Traditional added value in retail implies two things: only retail can truly close the gap between Manufacturer and Consumer – for example by providing advise on a wide and/or deep product range – and during a purchase, product, information and transaction (largely) coincide.
E-commerce on the other hand is essentially based on digital added value and implies, the distance and time are irrelevant for the information and transaction. Instead of having inventory, service or personnel, outstanding processes need to be developed and monitored – but not necessarily "possessed" or provided by the actual company.
If these two commercial forms are so different, are all multi-, cross- and omnichannel fantasies unfounded? Is traditional retail in fact unknowingly dead and beyond remedy?
Proximity is very relevant in process thinking of digital intermediaries
Not if it reverses the starting point: when looking at e-commerce not before the trade level and old value added, but when interpreting its local, stationary and outdated position between manufacturer and consumer before e-commerce. If it becomes an intermediary.

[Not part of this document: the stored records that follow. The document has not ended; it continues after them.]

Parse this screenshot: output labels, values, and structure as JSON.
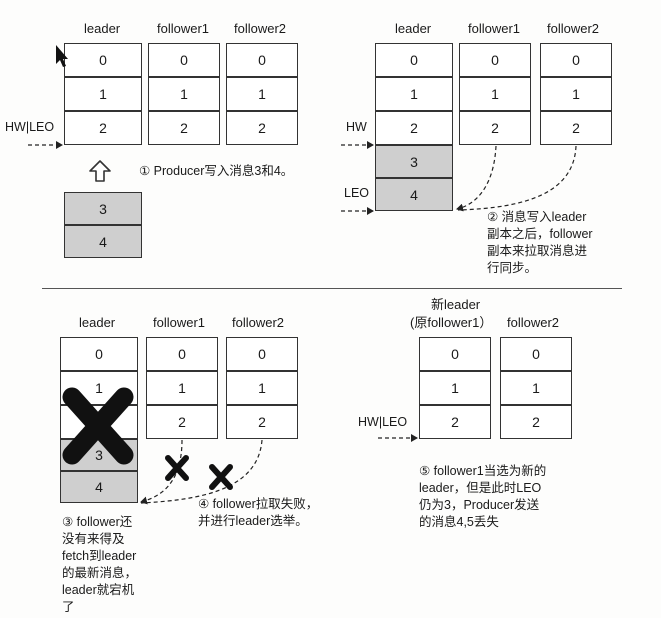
{
  "panel1": {
    "headers": [
      "leader",
      "follower1",
      "follower2"
    ],
    "leader_cells": [
      "0",
      "1",
      "2"
    ],
    "follower1_cells": [
      "0",
      "1",
      "2"
    ],
    "follower2_cells": [
      "0",
      "1",
      "2"
    ],
    "pending_cells": [
      "3",
      "4"
    ],
    "hw_leo": "HW|LEO",
    "note": "① Producer写入消息3和4。"
  },
  "panel2": {
    "headers": [
      "leader",
      "follower1",
      "follower2"
    ],
    "leader_cells": [
      "0",
      "1",
      "2",
      "3",
      "4"
    ],
    "follower1_cells": [
      "0",
      "1",
      "2"
    ],
    "follower2_cells": [
      "0",
      "1",
      "2"
    ],
    "hw": "HW",
    "leo": "LEO",
    "note": "② 消息写入leader\n副本之后，follower\n副本来拉取消息进\n行同步。"
  },
  "panel3": {
    "headers": [
      "leader",
      "follower1",
      "follower2"
    ],
    "leader_cells": [
      "0",
      "1",
      "2",
      "3",
      "4"
    ],
    "follower1_cells": [
      "0",
      "1",
      "2"
    ],
    "follower2_cells": [
      "0",
      "1",
      "2"
    ],
    "note_leader": "③ follower还\n没有来得及\nfetch到leader\n的最新消息，\nleader就宕机\n了",
    "note_fetch": "④ follower拉取失败，\n并进行leader选举。"
  },
  "panel4": {
    "header_new_leader_1": "新leader",
    "header_new_leader_2": "(原follower1）",
    "header_follower2": "follower2",
    "new_leader_cells": [
      "0",
      "1",
      "2"
    ],
    "follower2_cells": [
      "0",
      "1",
      "2"
    ],
    "hw_leo": "HW|LEO",
    "note": "⑤ follower1当选为新的\nleader，但是此时LEO\n仍为3，Producer发送\n的消息4,5丢失"
  }
}
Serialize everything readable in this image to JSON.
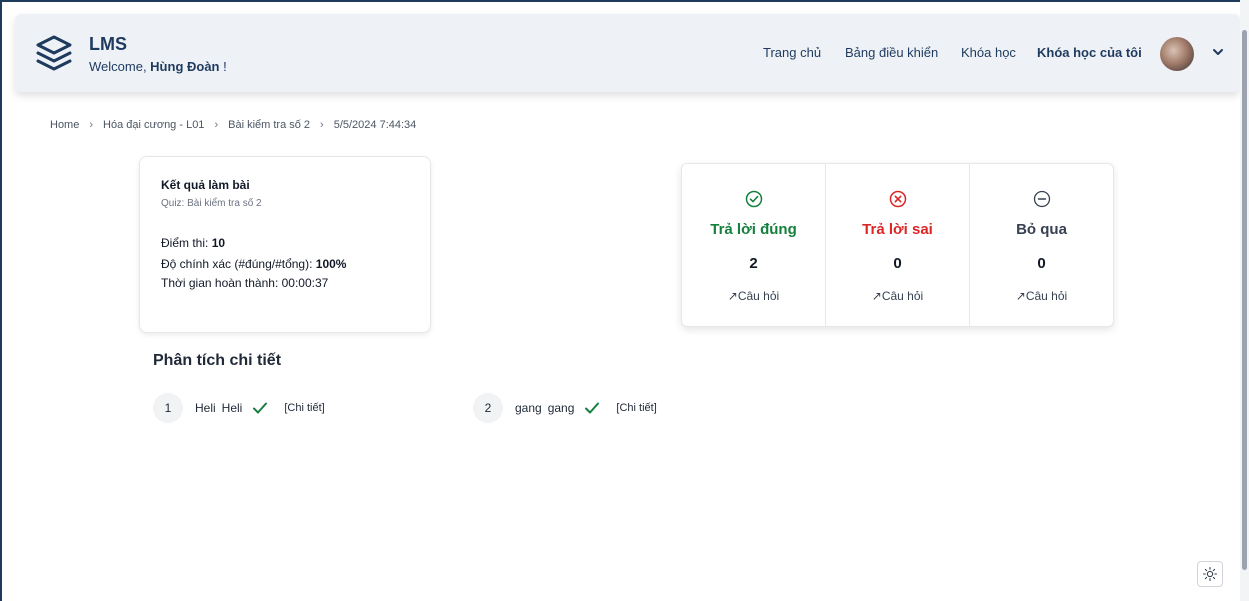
{
  "header": {
    "brand": "LMS",
    "welcome_prefix": "Welcome, ",
    "user_name": "Hùng Đoàn",
    "welcome_suffix": " !",
    "nav": [
      {
        "label": "Trang chủ"
      },
      {
        "label": "Bảng điều khiển"
      },
      {
        "label": "Khóa học"
      },
      {
        "label": "Khóa học của tôi"
      }
    ]
  },
  "breadcrumb": [
    "Home",
    "Hóa đại cương - L01",
    "Bài kiểm tra số 2",
    "5/5/2024 7:44:34"
  ],
  "breadcrumb_sep": "›",
  "result": {
    "title": "Kết quả làm bài",
    "subtitle": "Quiz: Bài kiểm tra số 2",
    "score_label": "Điểm thi: ",
    "score_value": "10",
    "accuracy_label": "Độ chính xác (#đúng/#tổng): ",
    "accuracy_value": "100%",
    "time_label": "Thời gian hoàn thành: ",
    "time_value": "00:00:37"
  },
  "stats": [
    {
      "label": "Trả lời đúng",
      "value": "2",
      "link": "↗Câu hỏi",
      "color": "#15803d",
      "icon": "check-circle-icon"
    },
    {
      "label": "Trả lời sai",
      "value": "0",
      "link": "↗Câu hỏi",
      "color": "#dc2626",
      "icon": "x-circle-icon"
    },
    {
      "label": "Bỏ qua",
      "value": "0",
      "link": "↗Câu hỏi",
      "color": "#374151",
      "icon": "minus-circle-icon"
    }
  ],
  "analysis": {
    "title": "Phân tích chi tiết",
    "items": [
      {
        "number": "1",
        "user_answer": "Heli",
        "correct_answer": "Heli",
        "detail": "[Chi tiết]"
      },
      {
        "number": "2",
        "user_answer": "gang",
        "correct_answer": "gang",
        "detail": "[Chi tiết]"
      }
    ]
  },
  "colors": {
    "brand": "#1e3a5f",
    "correct": "#15803d",
    "wrong": "#dc2626"
  }
}
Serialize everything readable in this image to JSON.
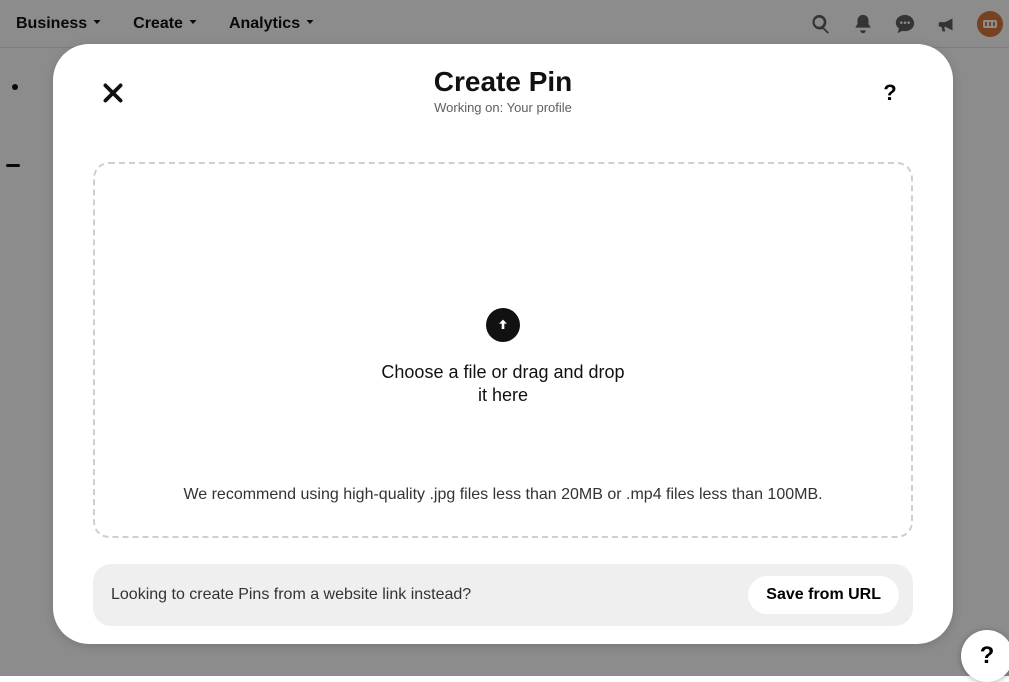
{
  "nav": {
    "items": [
      "Business",
      "Create",
      "Analytics"
    ]
  },
  "modal": {
    "title": "Create Pin",
    "subtitle": "Working on: Your profile",
    "dropzone": {
      "line1": "Choose a file or drag and drop",
      "line2": "it here",
      "recommendation": "We recommend using high-quality .jpg files less than 20MB or .mp4 files less than 100MB."
    },
    "urlBar": {
      "question": "Looking to create Pins from a website link instead?",
      "button": "Save from URL"
    }
  },
  "floatingHelp": "?",
  "headerHelp": "?"
}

Local proximity is no longer enough as a value to justify product limits and mark-ups at any time. But "proximity" continues to be very relevant in process thinking of digital intermediaries. This applies to optimising search engine performance, and shows in cooperative delivery structures, where stationary retailers accept and "process" orders from e-commerce – as part of the above integrated commercial processes. It’s less about intralogistics (inventory management) than retail distribution.
In this sense it’s a common misconception that an e-commerce company which opens a shop becomes a multichannel provider, thus part of the retail value-added model. It may be true that the actual retail store partly falls under a traditional model, but the overall structure is fully included in leading digital e-commerce processes. The retail store allows additional connections but nowadays is no longer considered an actual value.
The store is further not important for the business model, which is aligned with direct supply (for example by picking from a main warehouse, transaction before product transfer, etc.). In any case, the store can offer a better digital process. After all, the product is on site, the customer has an urgent need, the credit rating or the customer status require prepayment or cash on delivery. This allows the store to stage their products better, thus allowing additional and greater information value added. But then it’s rather a showroom than a retail store. This is now fact.
Vice versa, a multichannel retailer can develop its own digital added value in form of backward integration in e-commerce models. Let’s use "fashion" as an example. A local retailer could thwart debasement of the local presence with a strong digital offering: Instead of selecting the house tailor, tailoring jobs are placed online, to different contracted tailor’s shop connected via IT platform so the item can be sewn the same day.
The value-creation functions have a data foundation. They move within an IT-based infrastructure "end-to-end" (E2) between manufacturing and consumer, with a flexible process design and on the customer end controlled from the endpoint.
To develop digital added value models for "new retail", you first need to dismiss the traditional added value model, retail. E-commerce is not part of a traditional trade level.